### EXERCISE DESCRIPTION
Return every line of the listing that includes the string "What".

### PROVIDED INFORMATION
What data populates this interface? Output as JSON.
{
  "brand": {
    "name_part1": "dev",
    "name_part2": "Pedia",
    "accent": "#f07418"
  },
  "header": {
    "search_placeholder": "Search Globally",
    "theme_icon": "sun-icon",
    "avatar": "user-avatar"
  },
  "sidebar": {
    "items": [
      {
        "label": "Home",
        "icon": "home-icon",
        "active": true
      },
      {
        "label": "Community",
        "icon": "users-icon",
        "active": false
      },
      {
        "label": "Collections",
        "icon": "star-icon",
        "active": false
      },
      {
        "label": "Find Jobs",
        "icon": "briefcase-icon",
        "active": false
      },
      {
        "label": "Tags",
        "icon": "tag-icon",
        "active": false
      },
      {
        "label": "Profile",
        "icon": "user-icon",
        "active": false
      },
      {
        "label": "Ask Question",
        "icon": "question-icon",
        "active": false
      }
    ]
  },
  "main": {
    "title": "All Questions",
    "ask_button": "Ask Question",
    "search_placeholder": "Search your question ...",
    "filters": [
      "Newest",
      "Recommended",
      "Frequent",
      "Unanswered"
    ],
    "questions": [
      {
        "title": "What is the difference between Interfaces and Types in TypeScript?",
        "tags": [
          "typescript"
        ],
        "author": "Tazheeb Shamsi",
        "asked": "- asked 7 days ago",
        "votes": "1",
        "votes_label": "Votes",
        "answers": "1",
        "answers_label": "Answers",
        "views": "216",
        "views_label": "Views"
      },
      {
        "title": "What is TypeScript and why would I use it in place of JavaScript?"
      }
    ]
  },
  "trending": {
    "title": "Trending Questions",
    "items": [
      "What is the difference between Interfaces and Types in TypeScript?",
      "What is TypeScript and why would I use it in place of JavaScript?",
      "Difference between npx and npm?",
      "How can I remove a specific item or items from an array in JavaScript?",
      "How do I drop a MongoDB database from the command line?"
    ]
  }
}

### TASK ANSWER
What data populates this interface? Output as JSON.
        "title": "What is the difference between Interfaces and Types in TypeScript?",
        "title": "What is TypeScript and why would I use it in place of JavaScript?"
      "What is the difference between Interfaces and Types in TypeScript?",
      "What is TypeScript and why would I use it in place of JavaScript?",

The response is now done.